Signature Lecture Series
Gayatri Chakravorty was born in Calcutta, West Bengal, 24 February 1942 to "solidly metropolitan middle class" parents. She thus belonged to the "first generation of Indian intellectuals after independence," a more interesting perspective she claims, than that of the Midnight's Children, who were "born free by chronological accident" (Arteaga interview).
She did her undergraduate in English at the University of Calcutta (1959), graduating with first class honours.
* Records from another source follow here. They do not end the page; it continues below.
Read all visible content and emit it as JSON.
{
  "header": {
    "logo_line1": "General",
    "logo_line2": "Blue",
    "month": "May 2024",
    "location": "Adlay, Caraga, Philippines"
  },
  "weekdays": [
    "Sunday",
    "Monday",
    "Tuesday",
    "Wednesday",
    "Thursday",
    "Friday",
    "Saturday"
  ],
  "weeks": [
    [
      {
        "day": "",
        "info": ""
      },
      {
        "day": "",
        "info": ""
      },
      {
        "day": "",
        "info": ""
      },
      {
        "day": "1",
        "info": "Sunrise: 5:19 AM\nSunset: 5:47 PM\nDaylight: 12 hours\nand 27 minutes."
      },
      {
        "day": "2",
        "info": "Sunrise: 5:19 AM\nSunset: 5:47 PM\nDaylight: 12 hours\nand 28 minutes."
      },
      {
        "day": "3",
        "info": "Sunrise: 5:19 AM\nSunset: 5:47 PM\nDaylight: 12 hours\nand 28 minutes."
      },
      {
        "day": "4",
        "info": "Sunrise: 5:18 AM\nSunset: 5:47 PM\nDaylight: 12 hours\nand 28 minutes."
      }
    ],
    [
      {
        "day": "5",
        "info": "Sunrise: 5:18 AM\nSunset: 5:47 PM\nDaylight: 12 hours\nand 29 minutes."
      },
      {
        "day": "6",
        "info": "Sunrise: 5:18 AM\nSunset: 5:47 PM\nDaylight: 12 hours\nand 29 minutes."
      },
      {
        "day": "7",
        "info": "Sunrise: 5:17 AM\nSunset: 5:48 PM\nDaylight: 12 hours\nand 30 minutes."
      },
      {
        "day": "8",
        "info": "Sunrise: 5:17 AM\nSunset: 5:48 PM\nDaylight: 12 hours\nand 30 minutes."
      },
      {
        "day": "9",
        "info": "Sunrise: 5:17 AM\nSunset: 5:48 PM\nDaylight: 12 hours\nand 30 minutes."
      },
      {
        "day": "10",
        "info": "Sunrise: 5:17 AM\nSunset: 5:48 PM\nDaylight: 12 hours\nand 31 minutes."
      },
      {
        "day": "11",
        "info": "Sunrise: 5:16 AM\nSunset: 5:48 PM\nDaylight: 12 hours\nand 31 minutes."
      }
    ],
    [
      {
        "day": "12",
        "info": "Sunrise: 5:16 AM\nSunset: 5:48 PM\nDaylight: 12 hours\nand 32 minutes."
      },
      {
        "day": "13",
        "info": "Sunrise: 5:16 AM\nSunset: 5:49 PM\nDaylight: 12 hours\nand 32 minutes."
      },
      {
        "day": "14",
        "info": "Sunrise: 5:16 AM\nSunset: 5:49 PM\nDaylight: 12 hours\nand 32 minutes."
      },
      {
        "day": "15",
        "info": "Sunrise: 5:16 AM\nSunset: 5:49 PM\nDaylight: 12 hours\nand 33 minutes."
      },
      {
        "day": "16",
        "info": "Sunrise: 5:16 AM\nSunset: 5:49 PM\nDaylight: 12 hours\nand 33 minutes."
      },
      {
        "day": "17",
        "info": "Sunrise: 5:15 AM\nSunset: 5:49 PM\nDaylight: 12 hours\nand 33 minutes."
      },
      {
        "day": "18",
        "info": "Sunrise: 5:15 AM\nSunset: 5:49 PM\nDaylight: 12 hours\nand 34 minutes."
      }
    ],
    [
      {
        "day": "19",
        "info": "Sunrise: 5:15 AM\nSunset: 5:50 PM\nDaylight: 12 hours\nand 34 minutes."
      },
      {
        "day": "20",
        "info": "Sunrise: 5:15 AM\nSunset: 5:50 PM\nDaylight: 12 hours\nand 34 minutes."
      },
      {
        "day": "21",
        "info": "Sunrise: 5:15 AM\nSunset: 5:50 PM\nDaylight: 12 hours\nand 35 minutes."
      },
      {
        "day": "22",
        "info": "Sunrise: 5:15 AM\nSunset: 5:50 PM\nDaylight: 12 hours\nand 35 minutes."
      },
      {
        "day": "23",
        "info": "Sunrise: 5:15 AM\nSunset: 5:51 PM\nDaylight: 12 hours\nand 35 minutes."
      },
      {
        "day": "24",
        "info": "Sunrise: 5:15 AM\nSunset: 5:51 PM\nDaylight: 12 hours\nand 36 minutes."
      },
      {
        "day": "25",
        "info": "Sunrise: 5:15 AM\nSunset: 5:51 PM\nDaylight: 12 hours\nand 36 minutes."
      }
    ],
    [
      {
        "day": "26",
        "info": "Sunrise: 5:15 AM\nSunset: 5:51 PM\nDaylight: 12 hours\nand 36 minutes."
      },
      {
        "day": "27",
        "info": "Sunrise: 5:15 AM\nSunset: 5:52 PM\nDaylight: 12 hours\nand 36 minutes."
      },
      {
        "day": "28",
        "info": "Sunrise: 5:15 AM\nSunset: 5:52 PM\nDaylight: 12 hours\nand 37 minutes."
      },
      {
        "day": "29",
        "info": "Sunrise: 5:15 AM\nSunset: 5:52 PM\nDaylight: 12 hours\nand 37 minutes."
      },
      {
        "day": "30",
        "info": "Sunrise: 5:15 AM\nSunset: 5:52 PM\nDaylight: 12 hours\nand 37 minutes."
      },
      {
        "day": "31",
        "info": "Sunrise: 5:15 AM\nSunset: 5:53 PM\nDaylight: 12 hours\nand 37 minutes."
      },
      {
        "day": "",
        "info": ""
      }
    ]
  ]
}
She borrowed money to go to the US in the early 1960's to do graduate work at Cornell, which she chose because she "knew the names of Harvard, Yale and Cornell, and thought half of them were too good for me. (I'm intellectually a very insecure person . . . to an extent I still feel that way)" (de Kock interview 33). She "fell into comparative literature" because it was the only department that offered her money (Ibid.).
Her translator's introduction to Derrida's Of Grammatology has been variously described as "setting a new standard for self-reflexivity in prefaces" (editor's introduction to The Spivak Reader) and "absolutely unreadable, its only virtue being that it makes Derrida that much more enjoyable."
Her subsequent work consists in post-structuralist literary criticism, deconstructivist readings of Marxism, Feminism and Postcolonialism (including work with the Subaltern Studies group and a critical reading of American cultural studies in Outside in the Teaching Machine ), and translations of the Bengali writer Mahasweta Devi. She is currently an Avalon Foundation professor at Columbia.